Your objective
Please retype the listing exactly as it appears, skipping each picture.

──────────────────────────────

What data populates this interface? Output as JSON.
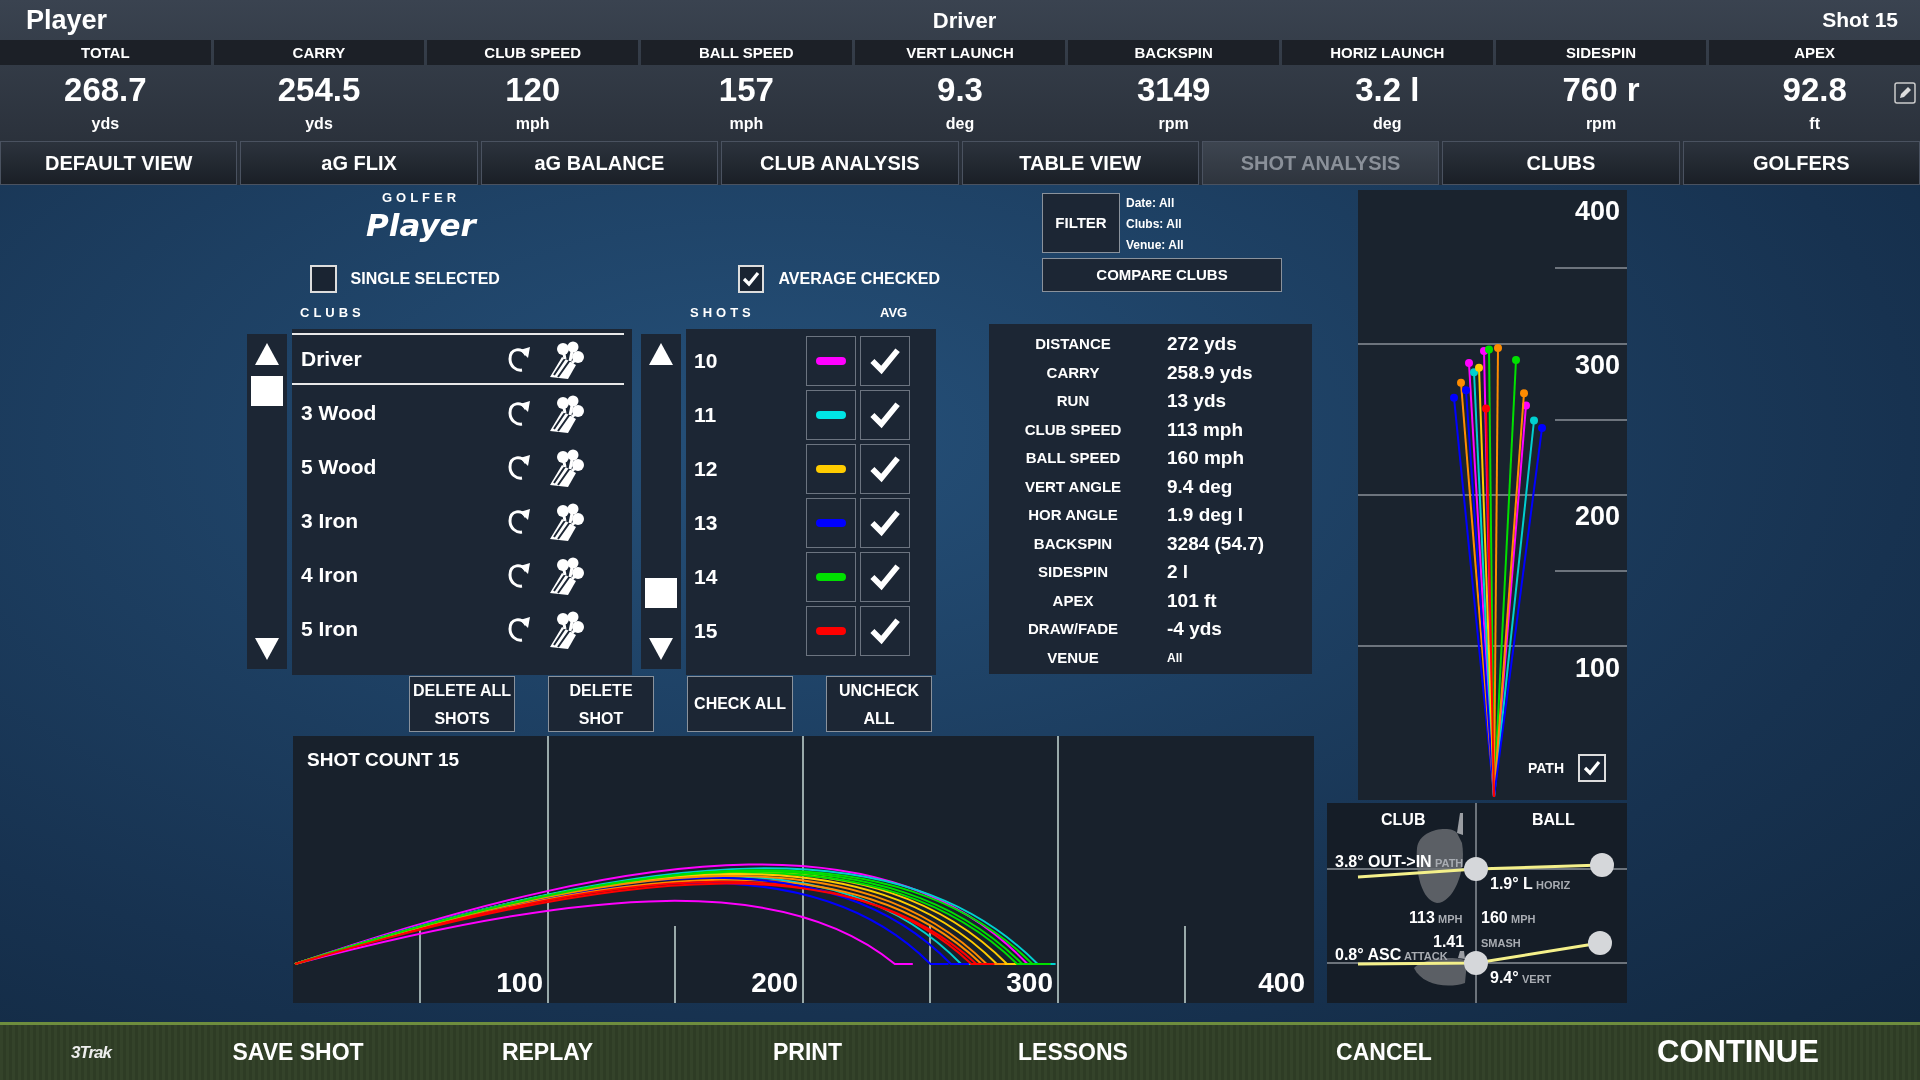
{
  "header": {
    "golfer": "Player",
    "club": "Driver",
    "shot": "Shot 15"
  },
  "stats": [
    {
      "label": "TOTAL",
      "value": "268.7",
      "unit": "yds"
    },
    {
      "label": "CARRY",
      "value": "254.5",
      "unit": "yds"
    },
    {
      "label": "CLUB SPEED",
      "value": "120",
      "unit": "mph"
    },
    {
      "label": "BALL SPEED",
      "value": "157",
      "unit": "mph"
    },
    {
      "label": "VERT LAUNCH",
      "value": "9.3",
      "unit": "deg"
    },
    {
      "label": "BACKSPIN",
      "value": "3149",
      "unit": "rpm"
    },
    {
      "label": "HORIZ LAUNCH",
      "value": "3.2 l",
      "unit": "deg"
    },
    {
      "label": "SIDESPIN",
      "value": "760 r",
      "unit": "rpm"
    },
    {
      "label": "APEX",
      "value": "92.8",
      "unit": "ft"
    }
  ],
  "tabs": [
    {
      "label": "DEFAULT VIEW",
      "selected": false
    },
    {
      "label": "aG FLIX",
      "selected": false
    },
    {
      "label": "aG BALANCE",
      "selected": false
    },
    {
      "label": "CLUB ANALYSIS",
      "selected": false
    },
    {
      "label": "TABLE VIEW",
      "selected": false
    },
    {
      "label": "SHOT ANALYSIS",
      "selected": true
    },
    {
      "label": "CLUBS",
      "selected": false
    },
    {
      "label": "GOLFERS",
      "selected": false
    }
  ],
  "golfer": {
    "caption": "GOLFER",
    "name": "Player"
  },
  "options": [
    {
      "label": "SINGLE SELECTED",
      "checked": false
    },
    {
      "label": "AVERAGE CHECKED",
      "checked": true
    }
  ],
  "clubs": {
    "heading": "CLUBS",
    "items": [
      {
        "name": "Driver",
        "selected": true
      },
      {
        "name": "3 Wood",
        "selected": false
      },
      {
        "name": "5 Wood",
        "selected": false
      },
      {
        "name": "3 Iron",
        "selected": false
      },
      {
        "name": "4 Iron",
        "selected": false
      },
      {
        "name": "5 Iron",
        "selected": false
      }
    ]
  },
  "shots": {
    "heading": "SHOTS",
    "avg_heading": "AVG",
    "items": [
      {
        "number": "10",
        "color": "#ff00ff",
        "checked": true
      },
      {
        "number": "11",
        "color": "#00e5e5",
        "checked": true
      },
      {
        "number": "12",
        "color": "#ffcc00",
        "checked": true
      },
      {
        "number": "13",
        "color": "#0000ff",
        "checked": true
      },
      {
        "number": "14",
        "color": "#00e000",
        "checked": true
      },
      {
        "number": "15",
        "color": "#ff0000",
        "checked": true
      }
    ]
  },
  "actions": [
    "DELETE ALL SHOTS",
    "DELETE SHOT",
    "CHECK ALL",
    "UNCHECK ALL"
  ],
  "filter": {
    "button": "FILTER",
    "lines": [
      "Date: All",
      "Clubs:  All",
      "Venue: All"
    ]
  },
  "compare_button": "COMPARE CLUBS",
  "summary": [
    {
      "label": "DISTANCE",
      "value": "272 yds",
      "kind": "value"
    },
    {
      "label": "CARRY",
      "value": "258.9 yds",
      "kind": "value"
    },
    {
      "label": "RUN",
      "value": "13 yds",
      "kind": "value"
    },
    {
      "label": "CLUB SPEED",
      "value": "113 mph",
      "kind": "value"
    },
    {
      "label": "BALL SPEED",
      "value": "160 mph",
      "kind": "value"
    },
    {
      "label": "VERT ANGLE",
      "value": "9.4 deg",
      "kind": "value"
    },
    {
      "label": "HOR ANGLE",
      "value": "1.9 deg l",
      "kind": "value"
    },
    {
      "label": "BACKSPIN",
      "value": "3284 (54.7)",
      "kind": "value"
    },
    {
      "label": "SIDESPIN",
      "value": "2 l",
      "kind": "value"
    },
    {
      "label": "APEX",
      "value": "101 ft",
      "kind": "value"
    },
    {
      "label": "DRAW/FADE",
      "value": "-4 yds",
      "kind": "value"
    },
    {
      "label": "VENUE",
      "value": "All",
      "kind": "small"
    }
  ],
  "dispersion": {
    "ticks": [
      "400",
      "300",
      "200",
      "100"
    ],
    "path_label": "PATH",
    "path_checked": true
  },
  "delivery": {
    "headings": [
      "CLUB",
      "BALL"
    ],
    "readings": [
      {
        "value": "3.8° OUT->IN",
        "unit": "PATH"
      },
      {
        "value": "1.9° L",
        "unit": "HORIZ"
      },
      {
        "value": "113",
        "unit": "MPH"
      },
      {
        "value": "160",
        "unit": "MPH"
      },
      {
        "value": "1.41",
        "unit": "SMASH"
      },
      {
        "value": "0.8° ASC",
        "unit": "ATTACK"
      },
      {
        "value": "9.4°",
        "unit": "VERT"
      }
    ]
  },
  "trajectory": {
    "title": "SHOT COUNT 15",
    "ticks": [
      "100",
      "200",
      "300",
      "400"
    ]
  },
  "footer": {
    "logo": "3Trak",
    "actions": [
      {
        "label": "SAVE SHOT",
        "kind": "action"
      },
      {
        "label": "REPLAY",
        "kind": "action"
      },
      {
        "label": "PRINT",
        "kind": "action"
      },
      {
        "label": "LESSONS",
        "kind": "action"
      },
      {
        "label": "CANCEL",
        "kind": "action"
      },
      {
        "label": "CONTINUE",
        "kind": "primary"
      }
    ]
  }
}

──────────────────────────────

Completed exercise
What data populates this interface? Output as JSON.
{
  "header": {
    "golfer": "Player",
    "club": "Driver",
    "shot": "Shot 15"
  },
  "stats": [
    {
      "label": "TOTAL",
      "value": "268.7",
      "unit": "yds"
    },
    {
      "label": "CARRY",
      "value": "254.5",
      "unit": "yds"
    },
    {
      "label": "CLUB SPEED",
      "value": "120",
      "unit": "mph"
    },
    {
      "label": "BALL SPEED",
      "value": "157",
      "unit": "mph"
    },
    {
      "label": "VERT LAUNCH",
      "value": "9.3",
      "unit": "deg"
    },
    {
      "label": "BACKSPIN",
      "value": "3149",
      "unit": "rpm"
    },
    {
      "label": "HORIZ LAUNCH",
      "value": "3.2 l",
      "unit": "deg"
    },
    {
      "label": "SIDESPIN",
      "value": "760 r",
      "unit": "rpm"
    },
    {
      "label": "APEX",
      "value": "92.8",
      "unit": "ft"
    }
  ],
  "tabs": [
    {
      "label": "DEFAULT VIEW",
      "selected": false
    },
    {
      "label": "aG FLIX",
      "selected": false
    },
    {
      "label": "aG BALANCE",
      "selected": false
    },
    {
      "label": "CLUB ANALYSIS",
      "selected": false
    },
    {
      "label": "TABLE VIEW",
      "selected": false
    },
    {
      "label": "SHOT ANALYSIS",
      "selected": true
    },
    {
      "label": "CLUBS",
      "selected": false
    },
    {
      "label": "GOLFERS",
      "selected": false
    }
  ],
  "golfer": {
    "caption": "GOLFER",
    "name": "Player"
  },
  "options": [
    {
      "label": "SINGLE SELECTED",
      "checked": false
    },
    {
      "label": "AVERAGE CHECKED",
      "checked": true
    }
  ],
  "clubs": {
    "heading": "CLUBS",
    "items": [
      {
        "name": "Driver",
        "selected": true
      },
      {
        "name": "3 Wood",
        "selected": false
      },
      {
        "name": "5 Wood",
        "selected": false
      },
      {
        "name": "3 Iron",
        "selected": false
      },
      {
        "name": "4 Iron",
        "selected": false
      },
      {
        "name": "5 Iron",
        "selected": false
      }
    ]
  },
  "shots": {
    "heading": "SHOTS",
    "avg_heading": "AVG",
    "items": [
      {
        "number": "10",
        "color": "#ff00ff",
        "checked": true
      },
      {
        "number": "11",
        "color": "#00e5e5",
        "checked": true
      },
      {
        "number": "12",
        "color": "#ffcc00",
        "checked": true
      },
      {
        "number": "13",
        "color": "#0000ff",
        "checked": true
      },
      {
        "number": "14",
        "color": "#00e000",
        "checked": true
      },
      {
        "number": "15",
        "color": "#ff0000",
        "checked": true
      }
    ]
  },
  "actions": [
    "DELETE ALL SHOTS",
    "DELETE SHOT",
    "CHECK ALL",
    "UNCHECK ALL"
  ],
  "filter": {
    "button": "FILTER",
    "lines": [
      "Date: All",
      "Clubs:  All",
      "Venue: All"
    ]
  },
  "compare_button": "COMPARE CLUBS",
  "summary": [
    {
      "label": "DISTANCE",
      "value": "272 yds",
      "kind": "value"
    },
    {
      "label": "CARRY",
      "value": "258.9 yds",
      "kind": "value"
    },
    {
      "label": "RUN",
      "value": "13 yds",
      "kind": "value"
    },
    {
      "label": "CLUB SPEED",
      "value": "113 mph",
      "kind": "value"
    },
    {
      "label": "BALL SPEED",
      "value": "160 mph",
      "kind": "value"
    },
    {
      "label": "VERT ANGLE",
      "value": "9.4 deg",
      "kind": "value"
    },
    {
      "label": "HOR ANGLE",
      "value": "1.9 deg l",
      "kind": "value"
    },
    {
      "label": "BACKSPIN",
      "value": "3284 (54.7)",
      "kind": "value"
    },
    {
      "label": "SIDESPIN",
      "value": "2 l",
      "kind": "value"
    },
    {
      "label": "APEX",
      "value": "101 ft",
      "kind": "value"
    },
    {
      "label": "DRAW/FADE",
      "value": "-4 yds",
      "kind": "value"
    },
    {
      "label": "VENUE",
      "value": "All",
      "kind": "small"
    }
  ],
  "dispersion": {
    "ticks": [
      "400",
      "300",
      "200",
      "100"
    ],
    "path_label": "PATH",
    "path_checked": true
  },
  "delivery": {
    "headings": [
      "CLUB",
      "BALL"
    ],
    "readings": [
      {
        "value": "3.8° OUT->IN",
        "unit": "PATH"
      },
      {
        "value": "1.9° L",
        "unit": "HORIZ"
      },
      {
        "value": "113",
        "unit": "MPH"
      },
      {
        "value": "160",
        "unit": "MPH"
      },
      {
        "value": "1.41",
        "unit": "SMASH"
      },
      {
        "value": "0.8° ASC",
        "unit": "ATTACK"
      },
      {
        "value": "9.4°",
        "unit": "VERT"
      }
    ]
  },
  "trajectory": {
    "title": "SHOT COUNT 15",
    "ticks": [
      "100",
      "200",
      "300",
      "400"
    ]
  },
  "footer": {
    "logo": "3Trak",
    "actions": [
      {
        "label": "SAVE SHOT",
        "kind": "action"
      },
      {
        "label": "REPLAY",
        "kind": "action"
      },
      {
        "label": "PRINT",
        "kind": "action"
      },
      {
        "label": "LESSONS",
        "kind": "action"
      },
      {
        "label": "CANCEL",
        "kind": "action"
      },
      {
        "label": "CONTINUE",
        "kind": "primary"
      }
    ]
  }
}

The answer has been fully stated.